- Opening Delimiter -
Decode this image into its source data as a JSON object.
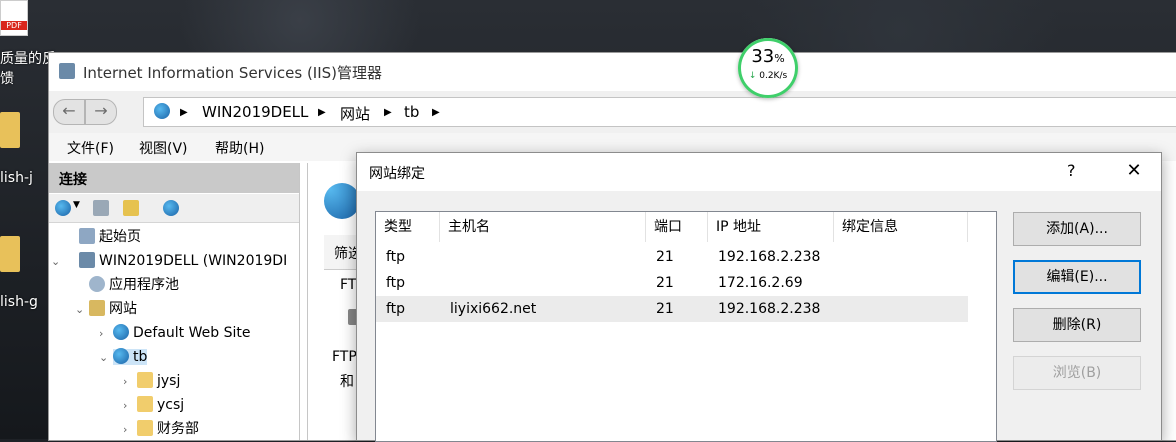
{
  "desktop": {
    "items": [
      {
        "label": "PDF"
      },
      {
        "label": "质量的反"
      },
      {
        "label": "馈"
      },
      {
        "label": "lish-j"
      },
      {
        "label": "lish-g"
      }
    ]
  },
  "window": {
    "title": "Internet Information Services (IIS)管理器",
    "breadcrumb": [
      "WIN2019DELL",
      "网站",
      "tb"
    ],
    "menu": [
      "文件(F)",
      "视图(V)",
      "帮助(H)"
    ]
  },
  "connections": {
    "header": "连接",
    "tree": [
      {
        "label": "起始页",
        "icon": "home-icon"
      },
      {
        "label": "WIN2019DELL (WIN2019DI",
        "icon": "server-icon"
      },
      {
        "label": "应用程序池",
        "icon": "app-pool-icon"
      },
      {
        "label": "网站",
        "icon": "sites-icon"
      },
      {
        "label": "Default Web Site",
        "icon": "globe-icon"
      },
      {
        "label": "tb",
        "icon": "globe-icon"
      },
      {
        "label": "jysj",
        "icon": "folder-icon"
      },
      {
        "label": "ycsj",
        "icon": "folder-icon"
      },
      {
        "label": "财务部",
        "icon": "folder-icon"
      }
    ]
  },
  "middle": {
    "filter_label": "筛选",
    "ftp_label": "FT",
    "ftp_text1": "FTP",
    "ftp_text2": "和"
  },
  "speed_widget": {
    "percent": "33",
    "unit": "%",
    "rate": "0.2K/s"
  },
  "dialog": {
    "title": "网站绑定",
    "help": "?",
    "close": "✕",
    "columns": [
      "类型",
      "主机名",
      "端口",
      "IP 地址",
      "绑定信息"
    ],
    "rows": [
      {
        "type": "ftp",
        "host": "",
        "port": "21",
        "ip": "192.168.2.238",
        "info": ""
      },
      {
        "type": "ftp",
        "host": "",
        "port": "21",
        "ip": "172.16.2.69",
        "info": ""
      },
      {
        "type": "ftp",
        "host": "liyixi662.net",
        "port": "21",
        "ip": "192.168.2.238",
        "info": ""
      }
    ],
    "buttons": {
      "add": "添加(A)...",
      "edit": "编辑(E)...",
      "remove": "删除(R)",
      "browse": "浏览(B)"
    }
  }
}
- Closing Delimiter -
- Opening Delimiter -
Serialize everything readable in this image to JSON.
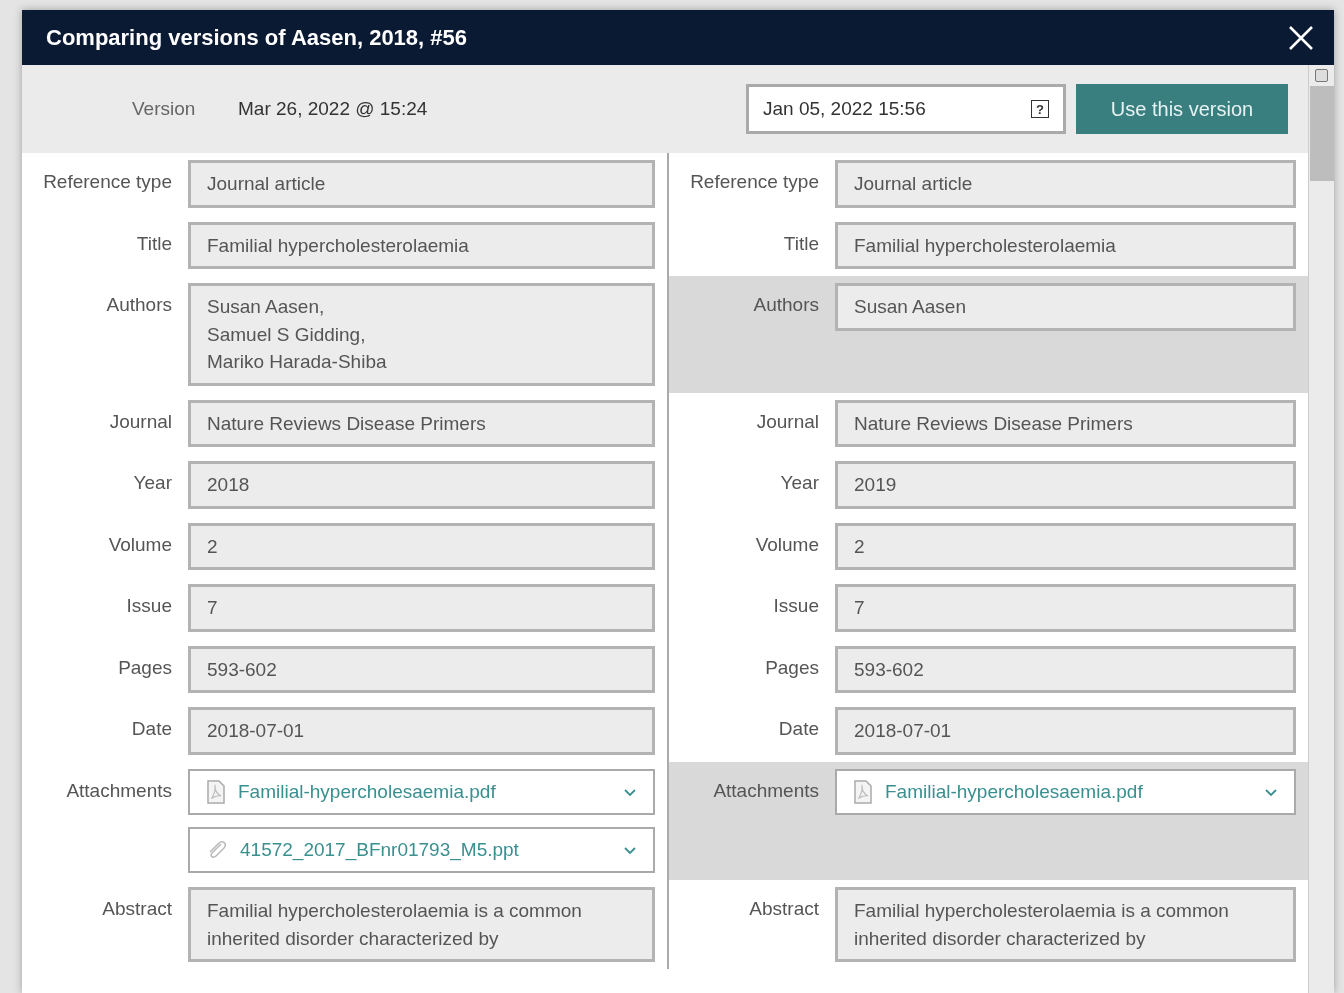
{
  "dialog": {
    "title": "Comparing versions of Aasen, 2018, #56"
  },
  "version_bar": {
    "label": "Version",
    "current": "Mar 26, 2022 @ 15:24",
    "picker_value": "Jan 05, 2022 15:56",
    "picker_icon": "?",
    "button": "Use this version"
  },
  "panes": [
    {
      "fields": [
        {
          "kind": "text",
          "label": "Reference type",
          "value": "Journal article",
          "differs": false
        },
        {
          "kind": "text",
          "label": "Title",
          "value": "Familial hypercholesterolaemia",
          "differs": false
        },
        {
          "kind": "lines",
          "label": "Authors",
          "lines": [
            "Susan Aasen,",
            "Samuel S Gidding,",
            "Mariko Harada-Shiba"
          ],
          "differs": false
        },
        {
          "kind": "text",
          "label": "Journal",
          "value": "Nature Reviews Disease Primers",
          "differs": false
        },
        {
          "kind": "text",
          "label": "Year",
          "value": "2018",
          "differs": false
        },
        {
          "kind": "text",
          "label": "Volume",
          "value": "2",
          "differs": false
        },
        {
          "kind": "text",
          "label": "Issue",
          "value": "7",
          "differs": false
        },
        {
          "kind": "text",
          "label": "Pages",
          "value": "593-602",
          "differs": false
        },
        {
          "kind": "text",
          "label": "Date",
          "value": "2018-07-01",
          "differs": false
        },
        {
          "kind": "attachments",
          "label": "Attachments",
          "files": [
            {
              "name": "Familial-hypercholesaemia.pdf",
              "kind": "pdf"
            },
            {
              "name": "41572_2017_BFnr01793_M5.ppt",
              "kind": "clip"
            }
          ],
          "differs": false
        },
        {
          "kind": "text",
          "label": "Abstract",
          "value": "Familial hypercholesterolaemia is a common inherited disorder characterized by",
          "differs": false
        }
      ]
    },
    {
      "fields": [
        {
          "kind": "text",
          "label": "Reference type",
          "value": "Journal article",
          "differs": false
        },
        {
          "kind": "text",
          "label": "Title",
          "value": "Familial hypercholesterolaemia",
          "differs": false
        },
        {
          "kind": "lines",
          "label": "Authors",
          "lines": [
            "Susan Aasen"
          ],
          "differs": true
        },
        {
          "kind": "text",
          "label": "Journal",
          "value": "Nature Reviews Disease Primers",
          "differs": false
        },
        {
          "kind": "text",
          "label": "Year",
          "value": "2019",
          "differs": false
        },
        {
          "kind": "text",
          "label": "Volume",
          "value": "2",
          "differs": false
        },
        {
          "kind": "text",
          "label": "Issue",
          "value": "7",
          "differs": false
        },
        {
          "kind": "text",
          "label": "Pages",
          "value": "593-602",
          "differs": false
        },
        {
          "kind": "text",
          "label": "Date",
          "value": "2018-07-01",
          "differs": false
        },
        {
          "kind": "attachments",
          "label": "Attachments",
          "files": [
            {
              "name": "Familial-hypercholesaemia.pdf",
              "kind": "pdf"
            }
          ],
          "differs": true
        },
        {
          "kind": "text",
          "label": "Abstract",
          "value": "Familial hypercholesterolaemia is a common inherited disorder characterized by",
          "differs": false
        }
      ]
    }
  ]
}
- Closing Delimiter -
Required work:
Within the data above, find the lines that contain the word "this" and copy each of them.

Solved problem:
Decode this image into its source data as a JSON object.
Serialize everything readable in this image to JSON.
    "button": "Use this version"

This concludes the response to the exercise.